Leon Lander and Thomas Parkin used a computer to solve the problem for and found a counterexample. Here is their whole paper:
Note, if they had just sent the answer it would have been:
Writing this as a LaTeX formula would have easily fit into a single Tweet—too bad they did their work 46 years ago.
Two decades later, Noam Elkies found a method to construct an infinite series of counterexamples for the case. He showed that
In 1988, Roger Frye found the smallest counterexample based on Elkies’ ideas:
Note that always has the integer roots , which are distinct when . And
is solvable in integers by , , , among many other possibilities.
has four distinct integer roots in pairs and .
Going from degree to , we can solve
with , , and . These induce , , , and , again giving -many distinct integer roots.
Can we do this with for
There had been a conjecture—indeed, a claimed proof—of “no,” but Dominic Symes found an example—or counterexample:
This gives distinct roots , as you can verify. Andrew Bremner found two infinite families of solutions.
Can we take it a step further to degree with and ? Nobody knows. This is related to Stephen Smale’s Fourth Problem which we just blogged about.
Namely, the left-hand sides are straight-line programs of length . If there are distinct integer zeroes, this violates the conjecture .
A degree- polynomial with distinct integer roots and a short straight-line program is called a gem by Bernd Borchert, Pierre McKenzie, and Klaus Reinhardt.
They give -gems for up to , but skipping . See Borchert’s project page for more, including relevance to factoring.
Short Proofs and Interaction
Ken and I believe this issue of very short proofs highlights the real reason we prove theorems in mathematics.
A proof is not just a thing that we write out and then feel happy with the knowledge that something is proved. No. A proof must be something that can be understood by others.
To be understood it must be checkable. The above are extreme examples—you can just do the arithmetic. The existence of the proof is what was hard.
In some areas of computer science proofs are viewed in a different way. One area where I hear statements like “the proof is long and boring” is cryptographic protocols.
That some proofs of protocols are tedious is exactly what I do not like about them. I do not trust a long and boring proof, exactly because it is unlikely to be checked by others.
Of course protocols themselves are often proofs, of knowledge or identity or privilege or authority. The individual steps required of the user can be short.
The idea of interaction takes proofs beyond . The interaction can be short, or have short rounds. Still, the proof that it is a proof can be long.
Even for problems like factoring, interaction can shorten the proof that one has a proof. Suppose I have a long proof of an efficient algorithm. What can I do?
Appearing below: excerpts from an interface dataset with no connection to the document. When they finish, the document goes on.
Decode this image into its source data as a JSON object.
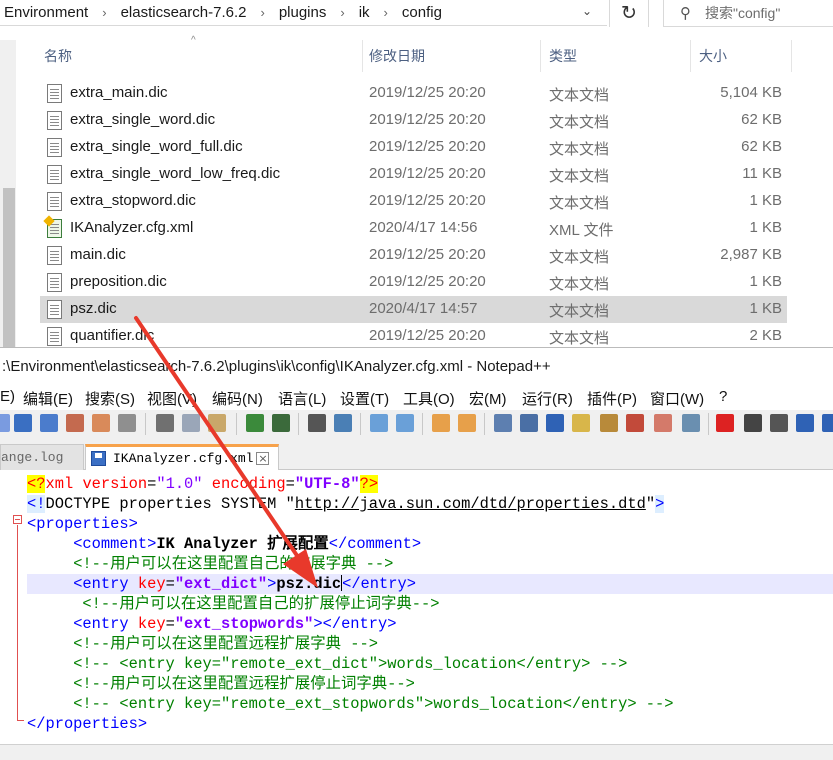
{
  "explorer": {
    "breadcrumbs": [
      "Environment",
      "elasticsearch-7.6.2",
      "plugins",
      "ik",
      "config"
    ],
    "search_placeholder": "搜索\"config\"",
    "columns": {
      "name": "名称",
      "date": "修改日期",
      "type": "类型",
      "size": "大小"
    },
    "files": [
      {
        "name": "extra_main.dic",
        "date": "2019/12/25 20:20",
        "type": "文本文档",
        "size": "5,104 KB",
        "icon": "text-file-icon"
      },
      {
        "name": "extra_single_word.dic",
        "date": "2019/12/25 20:20",
        "type": "文本文档",
        "size": "62 KB",
        "icon": "text-file-icon"
      },
      {
        "name": "extra_single_word_full.dic",
        "date": "2019/12/25 20:20",
        "type": "文本文档",
        "size": "62 KB",
        "icon": "text-file-icon"
      },
      {
        "name": "extra_single_word_low_freq.dic",
        "date": "2019/12/25 20:20",
        "type": "文本文档",
        "size": "11 KB",
        "icon": "text-file-icon"
      },
      {
        "name": "extra_stopword.dic",
        "date": "2019/12/25 20:20",
        "type": "文本文档",
        "size": "1 KB",
        "icon": "text-file-icon"
      },
      {
        "name": "IKAnalyzer.cfg.xml",
        "date": "2020/4/17 14:56",
        "type": "XML 文件",
        "size": "1 KB",
        "icon": "xml-file-icon"
      },
      {
        "name": "main.dic",
        "date": "2019/12/25 20:20",
        "type": "文本文档",
        "size": "2,987 KB",
        "icon": "text-file-icon"
      },
      {
        "name": "preposition.dic",
        "date": "2019/12/25 20:20",
        "type": "文本文档",
        "size": "1 KB",
        "icon": "text-file-icon"
      },
      {
        "name": "psz.dic",
        "date": "2020/4/17 14:57",
        "type": "文本文档",
        "size": "1 KB",
        "icon": "text-file-icon",
        "selected": true
      },
      {
        "name": "quantifier.dic",
        "date": "2019/12/25 20:20",
        "type": "文本文档",
        "size": "2 KB",
        "icon": "text-file-icon"
      }
    ]
  },
  "npp": {
    "title": ":\\Environment\\elasticsearch-7.6.2\\plugins\\ik\\config\\IKAnalyzer.cfg.xml - Notepad++",
    "menu": [
      "E)",
      "编辑(E)",
      "搜索(S)",
      "视图(V)",
      "编码(N)",
      "语言(L)",
      "设置(T)",
      "工具(O)",
      "宏(M)",
      "运行(R)",
      "插件(P)",
      "窗口(W)",
      "?"
    ],
    "tabs": [
      {
        "label": "ange.log",
        "active": false
      },
      {
        "label": "IKAnalyzer.cfg.xml",
        "active": true
      }
    ],
    "code": {
      "l1": {
        "a": "<?",
        "b": "xml ",
        "c": "version",
        "d": "=",
        "e": "\"1.0\"",
        "f": " ",
        "g": "encoding",
        "h": "=",
        "i": "\"UTF-8\"",
        "j": "?>"
      },
      "l2": {
        "a": "<!",
        "b": "DOCTYPE properties SYSTEM \"",
        "c": "http://java.sun.com/dtd/properties.dtd",
        "d": "\"",
        "e": ">"
      },
      "l3": {
        "a": "<properties>"
      },
      "l4": {
        "indent": "     ",
        "a": "<comment>",
        "b": "IK Analyzer 扩展配置",
        "c": "</comment>"
      },
      "l5": {
        "indent": "     ",
        "a": "<!--用户可以在这里配置自己的扩展字典 -->"
      },
      "l6": {
        "indent": "     ",
        "a": "<entry ",
        "b": "key",
        "c": "=",
        "d": "\"ext_dict\"",
        "e": ">",
        "f": "psz.dic",
        "g": "</entry>"
      },
      "l7": {
        "indent": "      ",
        "a": "<!--用户可以在这里配置自己的扩展停止词字典-->"
      },
      "l8": {
        "indent": "     ",
        "a": "<entry ",
        "b": "key",
        "c": "=",
        "d": "\"ext_stopwords\"",
        "e": "></entry>"
      },
      "l9": {
        "indent": "     ",
        "a": "<!--用户可以在这里配置远程扩展字典 -->"
      },
      "l10": {
        "indent": "     ",
        "a": "<!-- <entry key=\"remote_ext_dict\">words_location</entry> -->"
      },
      "l11": {
        "indent": "     ",
        "a": "<!--用户可以在这里配置远程扩展停止词字典-->"
      },
      "l12": {
        "indent": "     ",
        "a": "<!-- <entry key=\"remote_ext_stopwords\">words_location</entry> -->"
      },
      "l13": {
        "a": "</properties>"
      }
    }
  },
  "colors": {
    "annotation_arrow": "#e8392b",
    "current_line": "#e8e8ff",
    "selection": "#d9d9d9"
  }
}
I can say, “Tweet me a number.” Using ASCII for base 128, a 1,024-bit RSA modulus can fit into 140 characters. Then I tweet back and you verify .
With interaction you can’t accuse me of pre-computing results or exploiting holes like Arjen Lenstra’s project. This is a short proof of my proof.
Most protocols cannot self-prove this way because you have to prove security against possible attacks. But there as in math, it’s good to ask how far short proofs can go.
Could there be a very short proof of your favorite open problem? Can we make more proofs like tweets?
Is a post easier to read with Tweet-length paragraphs, sometimes with equations in-between, each giving one idea? Or our usual longer ones?
End NoteWe add our congratulations to Leonid Levin, himself known for very short papers, on his 2012 Knuth Prize. Ken heard his lecture at FOCS this past Monday—here is a nice post by Thomas Vidick on it.